Dentists have been hit hard financially during this COVID-19 crisis, but there are programs available and practices should review the application process as soon as possible.
It seems as if there are changes occurring every day with government clarification and revisions to the PPP (Paycheck Protection Program) and the EIDL ( Economic Injury Disaster Loan and Disaster Grants ) facilities. These provisions fall under the CARES (Coronavirus Aid, Relief, and Economic Security) Act.
The essence of these relief items is that the government seems to want to assist those who are suffering financially with their businesses during the coronavirus pandemic. There are new programs that work with banks and the Small Business Administration (SBA) that may be part of a loan forgiveness package based on criteria that must be met. Banks like to work with borrowers who use SBA loans since the bank receives a guarantee of a percentage of the money lent.

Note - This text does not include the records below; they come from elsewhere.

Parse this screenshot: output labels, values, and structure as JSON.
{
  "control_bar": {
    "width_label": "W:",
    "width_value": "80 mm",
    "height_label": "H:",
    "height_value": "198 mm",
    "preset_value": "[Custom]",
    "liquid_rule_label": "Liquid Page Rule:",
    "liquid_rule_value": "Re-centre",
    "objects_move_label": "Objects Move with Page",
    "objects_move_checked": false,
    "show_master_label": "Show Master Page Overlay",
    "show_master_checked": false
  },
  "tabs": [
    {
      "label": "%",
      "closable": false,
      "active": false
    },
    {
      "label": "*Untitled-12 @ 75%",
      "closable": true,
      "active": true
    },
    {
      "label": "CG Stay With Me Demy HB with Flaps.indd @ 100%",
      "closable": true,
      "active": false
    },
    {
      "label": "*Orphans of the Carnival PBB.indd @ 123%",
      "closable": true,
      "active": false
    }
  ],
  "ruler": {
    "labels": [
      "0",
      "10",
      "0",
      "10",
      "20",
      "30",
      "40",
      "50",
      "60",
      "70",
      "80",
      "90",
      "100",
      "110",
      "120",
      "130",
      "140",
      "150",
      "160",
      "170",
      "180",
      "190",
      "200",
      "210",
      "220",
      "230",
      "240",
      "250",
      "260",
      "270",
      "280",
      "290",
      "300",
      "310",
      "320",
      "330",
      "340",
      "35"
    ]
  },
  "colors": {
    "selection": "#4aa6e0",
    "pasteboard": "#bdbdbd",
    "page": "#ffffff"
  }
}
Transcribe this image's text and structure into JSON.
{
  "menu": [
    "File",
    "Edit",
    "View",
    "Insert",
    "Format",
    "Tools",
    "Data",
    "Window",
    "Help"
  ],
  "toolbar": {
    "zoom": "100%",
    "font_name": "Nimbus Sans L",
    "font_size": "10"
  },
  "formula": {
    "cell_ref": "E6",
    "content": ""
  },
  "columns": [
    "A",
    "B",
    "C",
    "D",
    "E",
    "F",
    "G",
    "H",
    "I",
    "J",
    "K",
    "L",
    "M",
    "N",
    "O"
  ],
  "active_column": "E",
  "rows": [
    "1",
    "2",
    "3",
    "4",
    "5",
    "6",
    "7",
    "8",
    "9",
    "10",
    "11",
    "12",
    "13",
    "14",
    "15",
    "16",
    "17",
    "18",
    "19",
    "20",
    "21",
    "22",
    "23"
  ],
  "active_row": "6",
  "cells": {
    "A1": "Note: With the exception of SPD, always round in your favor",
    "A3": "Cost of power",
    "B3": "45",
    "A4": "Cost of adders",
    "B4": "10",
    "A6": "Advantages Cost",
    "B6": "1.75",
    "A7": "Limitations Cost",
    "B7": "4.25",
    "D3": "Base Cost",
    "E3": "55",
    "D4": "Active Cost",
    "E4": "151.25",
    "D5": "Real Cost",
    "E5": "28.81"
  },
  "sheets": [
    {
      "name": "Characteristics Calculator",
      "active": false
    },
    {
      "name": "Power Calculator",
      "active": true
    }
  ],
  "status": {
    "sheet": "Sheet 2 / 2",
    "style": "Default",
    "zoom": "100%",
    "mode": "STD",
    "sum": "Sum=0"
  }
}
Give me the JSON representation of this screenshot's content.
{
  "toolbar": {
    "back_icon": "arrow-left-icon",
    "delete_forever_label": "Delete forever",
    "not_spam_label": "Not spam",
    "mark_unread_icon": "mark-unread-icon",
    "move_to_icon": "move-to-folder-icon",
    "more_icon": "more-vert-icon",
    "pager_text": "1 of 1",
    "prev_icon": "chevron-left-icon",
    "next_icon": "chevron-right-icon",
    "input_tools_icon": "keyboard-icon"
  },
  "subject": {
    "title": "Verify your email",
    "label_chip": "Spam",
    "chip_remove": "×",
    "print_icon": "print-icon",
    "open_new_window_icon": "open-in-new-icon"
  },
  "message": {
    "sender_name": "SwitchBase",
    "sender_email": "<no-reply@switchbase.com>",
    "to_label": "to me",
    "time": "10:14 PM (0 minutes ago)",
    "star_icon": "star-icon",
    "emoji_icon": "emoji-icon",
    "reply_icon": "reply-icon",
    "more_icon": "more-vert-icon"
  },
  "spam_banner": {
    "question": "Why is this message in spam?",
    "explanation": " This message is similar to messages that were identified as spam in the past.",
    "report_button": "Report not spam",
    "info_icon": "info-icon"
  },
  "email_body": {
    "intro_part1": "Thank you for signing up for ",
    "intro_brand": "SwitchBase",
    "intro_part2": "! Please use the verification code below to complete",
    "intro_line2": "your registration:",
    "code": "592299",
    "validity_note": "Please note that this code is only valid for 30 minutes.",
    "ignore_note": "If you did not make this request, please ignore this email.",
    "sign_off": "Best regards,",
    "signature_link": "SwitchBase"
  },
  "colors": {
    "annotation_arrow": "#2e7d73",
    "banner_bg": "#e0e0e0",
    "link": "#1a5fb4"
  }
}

The PPP works with an advance or loan of up to 2.5 times the amount of payroll in a business with the potential for forgiveness if a certain percentage is used exclusively for payroll rather than other expenses. The exclusions from the definition of payroll are important for qualification of the funds and the forgiveness data. Importantly, employment taxes such as FICA, Federal employment taxes and state employment taxes are excluded from the definition of payroll. The payment of the employment taxes can be deferred over three years. Also, individual employee payroll above $100,000 is excluded.
A dental CPA or other financial advisor should be involved in discussions with the dentist to review the guidelines and ramifications for the release of these funds to him or her. Dentists have been hurt badly on a financial basis because of the conditions occurring with this COVID-19 crisis. These programs are available to dental practices and should be reviewed for the application process as soon as possible. It may be surprising to learn that a new possibility is the ability to receive a $10,000 grant (no repayment) almost immediately.
Loans and other advances
There are always certain conditions to be met to comply with these low interest and loan forgiveness programs. Some pertain to the maximum number of employees allowed by the business. Almost all dental practices would be included since the number of employees on the payroll of a business that is excluded is much larger than almost any dental practices pay. It is possible that some of the largest dental service organizations (DSOs) may not be part of the program based on the amount of people they employ.
This program is almost a self-audit or honor system where the application is sent and money should arrive. Testing for accuracy and comes later. The net worth of the business entity and net income levels are also considerations to be addressed and the financial advisor for the dentist is best to consult for assistance. CARES, PPP and EIDL dollar amounts are supposed to be used for small businesses. With most dental practices currently forced to handle only emergency cases during this pandemic, the financial hardships have been severe in many cases. It’s the right time for the dentist to use these programs to his or her own advantage.
Other important parts of the programs to be considered by the dentist
There are so many pieces to the programs that involve the ability of the dentist to join and reap the rewards of the application process and the use of each part to be considered. Retirement plan deferrals of required minimum distribution amounts are now part of the program. This is of utmost importance considering how the stock market has decreased so rapidly since the pandemic arose. For most retirement plans, the required minimum distribution is the amount at December 31 of the preceding year so that the required minimum distribution would be at a much higher amount.
A “qualified individual” can withdraw $100,000 as long as his or her vested interest from a defined contribution plan or an IRA is at that level. The usual 10% penalty is waived. There is still an income tax due on this amount but it can be paid over three years. The availability of the $50,000 loan has been increased to $100,000. There must be a loan provision in the retirement plan and the individual must have a vested interest of at least $100,000 to do so.
Defined benefit plans will have different rules. One change is that minimum funding requirements for 2020 have been extended to January 1, 2021.
For all retirement plan questions, a qualified actuary or dental CPA with retirement plan experience should be consulted.
The ability to use net operating loss carrybacks, long a favorite of those whose income fluctuated greatly, is now available to assist those who have a net operating business loss. These can now be carried back two years. This may happen to the dentist based on his or her ability to use borrowed funds to continue paying bills, thus creating the loss. Certain regulations apply so the advisors to the dentist should be consulted about this.
These new programs are available and dentists qualify. It is important to start working on the application process as soon as possible. Employing an astute advisor for assistance will pay huge dividends. Don’t be afraid to spend some money on the advisor to make sure that the application is completed and the loan process is begun. It’s key to look into all available opportunities during these difficult times to assist your practices now and to help prepare for what we all hope to be a brighter future.